(Records contained in a dataset)
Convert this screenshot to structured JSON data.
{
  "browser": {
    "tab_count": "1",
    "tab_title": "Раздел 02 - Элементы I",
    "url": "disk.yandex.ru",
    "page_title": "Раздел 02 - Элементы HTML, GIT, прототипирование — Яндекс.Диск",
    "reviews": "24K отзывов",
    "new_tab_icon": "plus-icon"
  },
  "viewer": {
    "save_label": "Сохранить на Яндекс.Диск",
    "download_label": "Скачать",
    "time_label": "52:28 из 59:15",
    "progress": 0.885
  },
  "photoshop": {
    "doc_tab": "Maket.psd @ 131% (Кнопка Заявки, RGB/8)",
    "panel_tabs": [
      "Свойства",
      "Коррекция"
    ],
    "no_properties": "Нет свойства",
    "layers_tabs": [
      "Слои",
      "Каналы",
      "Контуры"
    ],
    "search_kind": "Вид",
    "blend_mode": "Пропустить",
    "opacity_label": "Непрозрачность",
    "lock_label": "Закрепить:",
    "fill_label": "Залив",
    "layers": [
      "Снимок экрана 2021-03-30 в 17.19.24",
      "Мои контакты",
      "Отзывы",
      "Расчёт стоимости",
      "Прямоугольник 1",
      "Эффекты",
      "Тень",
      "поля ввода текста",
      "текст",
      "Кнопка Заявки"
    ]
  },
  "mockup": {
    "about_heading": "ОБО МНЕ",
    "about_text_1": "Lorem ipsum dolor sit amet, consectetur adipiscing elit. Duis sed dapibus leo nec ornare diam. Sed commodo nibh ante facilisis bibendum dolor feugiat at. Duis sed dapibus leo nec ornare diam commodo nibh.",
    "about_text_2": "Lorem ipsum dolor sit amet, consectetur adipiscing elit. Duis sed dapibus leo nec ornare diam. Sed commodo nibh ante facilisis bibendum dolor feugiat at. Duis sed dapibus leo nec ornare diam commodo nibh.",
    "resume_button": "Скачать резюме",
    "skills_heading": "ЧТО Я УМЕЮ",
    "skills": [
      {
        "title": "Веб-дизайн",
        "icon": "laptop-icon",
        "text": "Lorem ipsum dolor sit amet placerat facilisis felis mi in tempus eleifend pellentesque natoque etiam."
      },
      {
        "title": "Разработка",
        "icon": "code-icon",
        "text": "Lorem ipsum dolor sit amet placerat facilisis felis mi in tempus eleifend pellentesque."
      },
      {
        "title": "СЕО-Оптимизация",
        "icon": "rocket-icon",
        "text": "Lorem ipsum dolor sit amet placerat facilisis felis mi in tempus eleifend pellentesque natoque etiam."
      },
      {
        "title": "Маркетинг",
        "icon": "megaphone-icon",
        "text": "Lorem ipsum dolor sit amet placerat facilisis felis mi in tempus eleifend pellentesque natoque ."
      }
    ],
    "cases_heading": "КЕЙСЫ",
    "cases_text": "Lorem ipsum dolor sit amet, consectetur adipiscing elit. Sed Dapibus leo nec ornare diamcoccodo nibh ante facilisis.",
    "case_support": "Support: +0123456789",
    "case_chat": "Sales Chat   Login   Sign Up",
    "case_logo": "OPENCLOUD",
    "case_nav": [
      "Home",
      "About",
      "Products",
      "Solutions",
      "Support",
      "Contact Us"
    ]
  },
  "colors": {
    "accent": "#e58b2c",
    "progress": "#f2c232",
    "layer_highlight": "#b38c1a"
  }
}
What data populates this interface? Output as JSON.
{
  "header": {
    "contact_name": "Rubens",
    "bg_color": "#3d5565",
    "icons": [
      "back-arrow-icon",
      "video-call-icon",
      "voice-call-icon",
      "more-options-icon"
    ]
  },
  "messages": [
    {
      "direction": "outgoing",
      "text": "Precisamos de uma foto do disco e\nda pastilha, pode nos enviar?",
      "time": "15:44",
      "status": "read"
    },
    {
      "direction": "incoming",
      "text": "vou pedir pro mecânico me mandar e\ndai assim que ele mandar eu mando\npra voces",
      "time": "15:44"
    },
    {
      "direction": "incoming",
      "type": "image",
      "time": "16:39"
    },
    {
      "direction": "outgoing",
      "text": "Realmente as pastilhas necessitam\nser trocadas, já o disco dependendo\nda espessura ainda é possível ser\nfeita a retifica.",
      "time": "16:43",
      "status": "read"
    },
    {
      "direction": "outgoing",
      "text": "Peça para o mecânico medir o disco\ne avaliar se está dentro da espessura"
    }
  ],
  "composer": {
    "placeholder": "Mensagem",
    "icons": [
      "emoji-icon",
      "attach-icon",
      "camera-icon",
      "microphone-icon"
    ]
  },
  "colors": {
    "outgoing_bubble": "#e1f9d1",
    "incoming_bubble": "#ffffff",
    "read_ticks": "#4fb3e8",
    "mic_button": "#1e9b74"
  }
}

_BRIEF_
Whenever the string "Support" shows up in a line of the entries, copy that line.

_OUTPUT OF THE EXERCISE_
    "case_support": "Support: +0123456789",
      "Support",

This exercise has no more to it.